A new law in Iowa, which requires the state’s 3 public universities to formally monitor and report on student learning at the course level each year, has caused controversy from faculty. The universities must create and use "formative and summative assessments" for each course and submit a plan for using those assessments to improve student learning. Herman Quirmbach, a state senator who is also a professor of economics at Iowa State University, stressed that the measures weren’t designed for accountability, and said that this is about faculty being engaged in student learning.” Some faculty aren't convinced, however, saying that the additional plans and reports will be time and energy taken out of time for its “core mission of teaching and research." Other professors say they already monitor student learning and that reporting would just be more paperwork.

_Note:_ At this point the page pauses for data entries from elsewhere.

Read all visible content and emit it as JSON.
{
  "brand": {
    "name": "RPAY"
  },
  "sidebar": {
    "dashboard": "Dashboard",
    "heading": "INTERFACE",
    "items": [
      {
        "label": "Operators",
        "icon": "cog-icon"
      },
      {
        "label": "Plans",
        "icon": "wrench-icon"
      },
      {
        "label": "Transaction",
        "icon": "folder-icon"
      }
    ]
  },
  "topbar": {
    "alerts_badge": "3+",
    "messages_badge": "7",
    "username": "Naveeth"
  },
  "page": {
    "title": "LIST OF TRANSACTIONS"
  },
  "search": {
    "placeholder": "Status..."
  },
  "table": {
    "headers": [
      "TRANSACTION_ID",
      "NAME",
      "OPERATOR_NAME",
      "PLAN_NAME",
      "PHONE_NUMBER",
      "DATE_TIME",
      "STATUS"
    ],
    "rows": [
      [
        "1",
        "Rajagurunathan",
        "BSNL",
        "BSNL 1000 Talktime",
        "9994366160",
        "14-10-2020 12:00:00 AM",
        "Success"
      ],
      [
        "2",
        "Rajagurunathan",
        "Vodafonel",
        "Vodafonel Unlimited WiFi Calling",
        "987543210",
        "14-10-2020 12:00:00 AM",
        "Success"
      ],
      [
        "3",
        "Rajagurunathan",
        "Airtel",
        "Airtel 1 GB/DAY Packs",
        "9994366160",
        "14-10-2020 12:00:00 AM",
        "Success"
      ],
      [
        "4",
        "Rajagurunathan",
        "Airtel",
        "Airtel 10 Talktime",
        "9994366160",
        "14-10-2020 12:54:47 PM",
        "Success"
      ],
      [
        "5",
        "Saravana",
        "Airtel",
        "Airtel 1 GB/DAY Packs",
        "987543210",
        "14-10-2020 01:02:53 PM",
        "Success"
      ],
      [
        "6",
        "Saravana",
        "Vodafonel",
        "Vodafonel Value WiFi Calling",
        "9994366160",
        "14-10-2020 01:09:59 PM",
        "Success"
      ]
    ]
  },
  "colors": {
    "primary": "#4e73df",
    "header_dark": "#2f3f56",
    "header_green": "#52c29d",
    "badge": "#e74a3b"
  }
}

The law so far focuses on courses that enrol more than 300 students, and will cover more and more courses each year as the plan is rolled out. Inside Higher Ed

Charities need updated websites to attract young donors, study

Data shows that the millennial generation believes it can make a difference, but according to a new report, young donors are turned off by outdated websites and organizations that give more information about the organization than the cause they are fundraising for. The report, released last week, surveyed 2,600 young donors on the frequency and amounts of donations, and on their reactions to the websites of charitable organizations. The survey found that 63% of donors are making small donations of up to $100, but that they are willing to make small donations more often. Not surprisingly, 84% of young donors prefer to give via a website, but if the website is outdated, or doesn’t provide compelling information and/or graphics about the specific cause they are supporting, donors are turned off. Chronicle of Higher Education | Achieve Report

Copyright lawsuit creates controversy in India, internationally

As the school year gets underway in India this month, tensions are high over the popular practice of photocopying textbooks for course packs. The University of Delhi and Rameshwari Photocopy Services, one of dozens of photocopy shops that surround the university, are being sued by 3 of the world’s top academic publishers, Cambridge University Press, Oxford University Press, and Taylor & Francis, for producing thousands of bound course packs a year. According to the publishers, this photocopying “violate[s] various copyrights, hurt[s] their bottom lines, and reduce[s] residual payments to the academics.” Indian students and educators insist that in India a majority of PSE students cannot afford even one textbook, never mind the dozens that are needed for the school year. In March, several hundred authors and academics, including 33 authors who are named in the suit, signed a letter to the publishers asking for the lawsuit to be dropped. Copyright infringement was a contentious topic in Canada in 2012 before the Supreme Court of Canada added the “fair dealing” provision to the Copyright Act. Chronicle of Higher Education (subscription required)